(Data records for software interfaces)

-*-

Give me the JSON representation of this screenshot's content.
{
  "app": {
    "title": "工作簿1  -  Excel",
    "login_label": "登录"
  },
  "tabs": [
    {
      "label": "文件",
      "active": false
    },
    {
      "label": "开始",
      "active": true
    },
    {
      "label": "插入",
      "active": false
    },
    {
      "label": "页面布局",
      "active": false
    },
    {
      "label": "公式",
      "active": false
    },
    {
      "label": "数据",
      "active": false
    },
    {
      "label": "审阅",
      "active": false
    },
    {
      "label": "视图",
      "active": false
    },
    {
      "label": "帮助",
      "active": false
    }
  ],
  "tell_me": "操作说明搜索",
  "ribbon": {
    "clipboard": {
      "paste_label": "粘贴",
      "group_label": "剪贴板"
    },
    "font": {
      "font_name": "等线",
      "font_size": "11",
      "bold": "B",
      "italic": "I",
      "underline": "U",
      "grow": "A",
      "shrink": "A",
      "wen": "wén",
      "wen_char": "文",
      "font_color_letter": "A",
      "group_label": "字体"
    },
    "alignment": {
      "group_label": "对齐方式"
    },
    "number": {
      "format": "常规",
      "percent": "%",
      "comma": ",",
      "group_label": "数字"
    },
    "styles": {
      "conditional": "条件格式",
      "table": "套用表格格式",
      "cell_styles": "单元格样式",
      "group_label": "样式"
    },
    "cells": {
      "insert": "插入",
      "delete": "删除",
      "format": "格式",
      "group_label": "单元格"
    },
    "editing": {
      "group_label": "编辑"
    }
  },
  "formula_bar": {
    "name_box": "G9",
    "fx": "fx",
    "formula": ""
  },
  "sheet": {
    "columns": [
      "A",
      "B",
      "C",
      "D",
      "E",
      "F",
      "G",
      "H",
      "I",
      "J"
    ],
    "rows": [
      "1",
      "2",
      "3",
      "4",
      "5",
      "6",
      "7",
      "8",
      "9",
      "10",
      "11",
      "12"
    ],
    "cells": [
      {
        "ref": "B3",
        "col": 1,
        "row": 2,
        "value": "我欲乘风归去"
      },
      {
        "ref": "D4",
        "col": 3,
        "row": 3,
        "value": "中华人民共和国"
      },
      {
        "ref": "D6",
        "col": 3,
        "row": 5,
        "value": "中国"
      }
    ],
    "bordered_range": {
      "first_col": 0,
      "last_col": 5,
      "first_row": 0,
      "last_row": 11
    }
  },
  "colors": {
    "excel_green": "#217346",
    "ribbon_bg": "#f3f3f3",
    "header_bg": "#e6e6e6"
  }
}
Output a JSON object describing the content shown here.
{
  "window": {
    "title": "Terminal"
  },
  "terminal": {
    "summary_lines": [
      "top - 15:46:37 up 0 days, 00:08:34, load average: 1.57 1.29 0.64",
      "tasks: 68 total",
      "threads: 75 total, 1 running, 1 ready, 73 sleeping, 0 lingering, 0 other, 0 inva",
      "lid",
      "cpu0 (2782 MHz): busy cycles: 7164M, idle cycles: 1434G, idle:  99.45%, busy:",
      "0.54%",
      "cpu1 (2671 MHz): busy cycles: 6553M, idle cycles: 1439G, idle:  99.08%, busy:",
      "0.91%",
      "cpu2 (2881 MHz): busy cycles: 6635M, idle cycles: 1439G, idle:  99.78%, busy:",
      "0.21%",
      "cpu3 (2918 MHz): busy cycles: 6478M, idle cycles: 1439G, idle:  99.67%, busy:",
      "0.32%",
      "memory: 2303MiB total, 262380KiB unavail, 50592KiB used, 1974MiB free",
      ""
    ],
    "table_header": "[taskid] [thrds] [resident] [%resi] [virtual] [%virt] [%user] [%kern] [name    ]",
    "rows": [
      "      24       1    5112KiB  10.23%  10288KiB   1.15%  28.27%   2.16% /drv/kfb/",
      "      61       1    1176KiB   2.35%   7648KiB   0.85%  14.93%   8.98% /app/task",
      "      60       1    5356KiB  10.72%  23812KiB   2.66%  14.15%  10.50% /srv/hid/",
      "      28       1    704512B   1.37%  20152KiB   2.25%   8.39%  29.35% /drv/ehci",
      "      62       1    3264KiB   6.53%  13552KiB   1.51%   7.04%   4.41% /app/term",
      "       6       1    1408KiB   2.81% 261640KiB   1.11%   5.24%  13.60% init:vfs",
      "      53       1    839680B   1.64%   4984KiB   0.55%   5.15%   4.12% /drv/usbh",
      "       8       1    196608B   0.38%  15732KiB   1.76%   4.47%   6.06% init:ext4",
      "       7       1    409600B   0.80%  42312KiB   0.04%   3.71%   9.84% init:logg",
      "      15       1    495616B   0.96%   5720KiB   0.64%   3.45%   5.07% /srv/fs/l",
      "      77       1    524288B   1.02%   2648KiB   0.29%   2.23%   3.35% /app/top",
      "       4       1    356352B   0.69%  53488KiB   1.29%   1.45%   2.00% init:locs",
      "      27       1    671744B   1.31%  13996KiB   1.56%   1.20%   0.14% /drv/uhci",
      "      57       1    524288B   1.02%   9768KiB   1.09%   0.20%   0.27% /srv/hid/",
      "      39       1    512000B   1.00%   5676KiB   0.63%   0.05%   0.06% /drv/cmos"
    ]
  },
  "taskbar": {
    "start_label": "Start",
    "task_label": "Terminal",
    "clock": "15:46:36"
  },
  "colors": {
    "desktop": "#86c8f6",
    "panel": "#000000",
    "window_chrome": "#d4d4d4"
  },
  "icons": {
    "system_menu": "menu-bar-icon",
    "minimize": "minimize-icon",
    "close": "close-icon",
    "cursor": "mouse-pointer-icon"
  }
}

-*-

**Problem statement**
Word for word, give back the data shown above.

**Result of the task**
Give me the JSON representation of this screenshot's content.
{
  "app": {
    "title": "工作簿1  -  Excel",
    "login_label": "登录"
  },
  "tabs": [
    {
      "label": "文件",
      "active": false
    },
    {
      "label": "开始",
      "active": true
    },
    {
      "label": "插入",
      "active": false
    },
    {
      "label": "页面布局",
      "active": false
    },
    {
      "label": "公式",
      "active": false
    },
    {
      "label": "数据",
      "active": false
    },
    {
      "label": "审阅",
      "active": false
    },
    {
      "label": "视图",
      "active": false
    },
    {
      "label": "帮助",
      "active": false
    }
  ],
  "tell_me": "操作说明搜索",
  "ribbon": {
    "clipboard": {
      "paste_label": "粘贴",
      "group_label": "剪贴板"
    },
    "font": {
      "font_name": "等线",
      "font_size": "11",
      "bold": "B",
      "italic": "I",
      "underline": "U",
      "grow": "A",
      "shrink": "A",
      "wen": "wén",
      "wen_char": "文",
      "font_color_letter": "A",
      "group_label": "字体"
    },
    "alignment": {
      "group_label": "对齐方式"
    },
    "number": {
      "format": "常规",
      "percent": "%",
      "comma": ",",
      "group_label": "数字"
    },
    "styles": {
      "conditional": "条件格式",
      "table": "套用表格格式",
      "cell_styles": "单元格样式",
      "group_label": "样式"
    },
    "cells": {
      "insert": "插入",
      "delete": "删除",
      "format": "格式",
      "group_label": "单元格"
    },
    "editing": {
      "group_label": "编辑"
    }
  },
  "formula_bar": {
    "name_box": "G9",
    "fx": "fx",
    "formula": ""
  },
  "sheet": {
    "columns": [
      "A",
      "B",
      "C",
      "D",
      "E",
      "F",
      "G",
      "H",
      "I",
      "J"
    ],
    "rows": [
      "1",
      "2",
      "3",
      "4",
      "5",
      "6",
      "7",
      "8",
      "9",
      "10",
      "11",
      "12"
    ],
    "cells": [
      {
        "ref": "B3",
        "col": 1,
        "row": 2,
        "value": "我欲乘风归去"
      },
      {
        "ref": "D4",
        "col": 3,
        "row": 3,
        "value": "中华人民共和国"
      },
      {
        "ref": "D6",
        "col": 3,
        "row": 5,
        "value": "中国"
      }
    ],
    "bordered_range": {
      "first_col": 0,
      "last_col": 5,
      "first_row": 0,
      "last_row": 11
    }
  },
  "colors": {
    "excel_green": "#217346",
    "ribbon_bg": "#f3f3f3",
    "header_bg": "#e6e6e6"
  }
}
Output a JSON object describing the content shown here.
{
  "window": {
    "title": "Terminal"
  },
  "terminal": {
    "summary_lines": [
      "top - 15:46:37 up 0 days, 00:08:34, load average: 1.57 1.29 0.64",
      "tasks: 68 total",
      "threads: 75 total, 1 running, 1 ready, 73 sleeping, 0 lingering, 0 other, 0 inva",
      "lid",
      "cpu0 (2782 MHz): busy cycles: 7164M, idle cycles: 1434G, idle:  99.45%, busy:",
      "0.54%",
      "cpu1 (2671 MHz): busy cycles: 6553M, idle cycles: 1439G, idle:  99.08%, busy:",
      "0.91%",
      "cpu2 (2881 MHz): busy cycles: 6635M, idle cycles: 1439G, idle:  99.78%, busy:",
      "0.21%",
      "cpu3 (2918 MHz): busy cycles: 6478M, idle cycles: 1439G, idle:  99.67%, busy:",
      "0.32%",
      "memory: 2303MiB total, 262380KiB unavail, 50592KiB used, 1974MiB free",
      ""
    ],
    "table_header": "[taskid] [thrds] [resident] [%resi] [virtual] [%virt] [%user] [%kern] [name    ]",
    "rows": [
      "      24       1    5112KiB  10.23%  10288KiB   1.15%  28.27%   2.16% /drv/kfb/",
      "      61       1    1176KiB   2.35%   7648KiB   0.85%  14.93%   8.98% /app/task",
      "      60       1    5356KiB  10.72%  23812KiB   2.66%  14.15%  10.50% /srv/hid/",
      "      28       1    704512B   1.37%  20152KiB   2.25%   8.39%  29.35% /drv/ehci",
      "      62       1    3264KiB   6.53%  13552KiB   1.51%   7.04%   4.41% /app/term",
      "       6       1    1408KiB   2.81% 261640KiB   1.11%   5.24%  13.60% init:vfs",
      "      53       1    839680B   1.64%   4984KiB   0.55%   5.15%   4.12% /drv/usbh",
      "       8       1    196608B   0.38%  15732KiB   1.76%   4.47%   6.06% init:ext4",
      "       7       1    409600B   0.80%  42312KiB   0.04%   3.71%   9.84% init:logg",
      "      15       1    495616B   0.96%   5720KiB   0.64%   3.45%   5.07% /srv/fs/l",
      "      77       1    524288B   1.02%   2648KiB   0.29%   2.23%   3.35% /app/top",
      "       4       1    356352B   0.69%  53488KiB   1.29%   1.45%   2.00% init:locs",
      "      27       1    671744B   1.31%  13996KiB   1.56%   1.20%   0.14% /drv/uhci",
      "      57       1    524288B   1.02%   9768KiB   1.09%   0.20%   0.27% /srv/hid/",
      "      39       1    512000B   1.00%   5676KiB   0.63%   0.05%   0.06% /drv/cmos"
    ]
  },
  "taskbar": {
    "start_label": "Start",
    "task_label": "Terminal",
    "clock": "15:46:36"
  },
  "colors": {
    "desktop": "#86c8f6",
    "panel": "#000000",
    "window_chrome": "#d4d4d4"
  },
  "icons": {
    "system_menu": "menu-bar-icon",
    "minimize": "minimize-icon",
    "close": "close-icon",
    "cursor": "mouse-pointer-icon"
  }
}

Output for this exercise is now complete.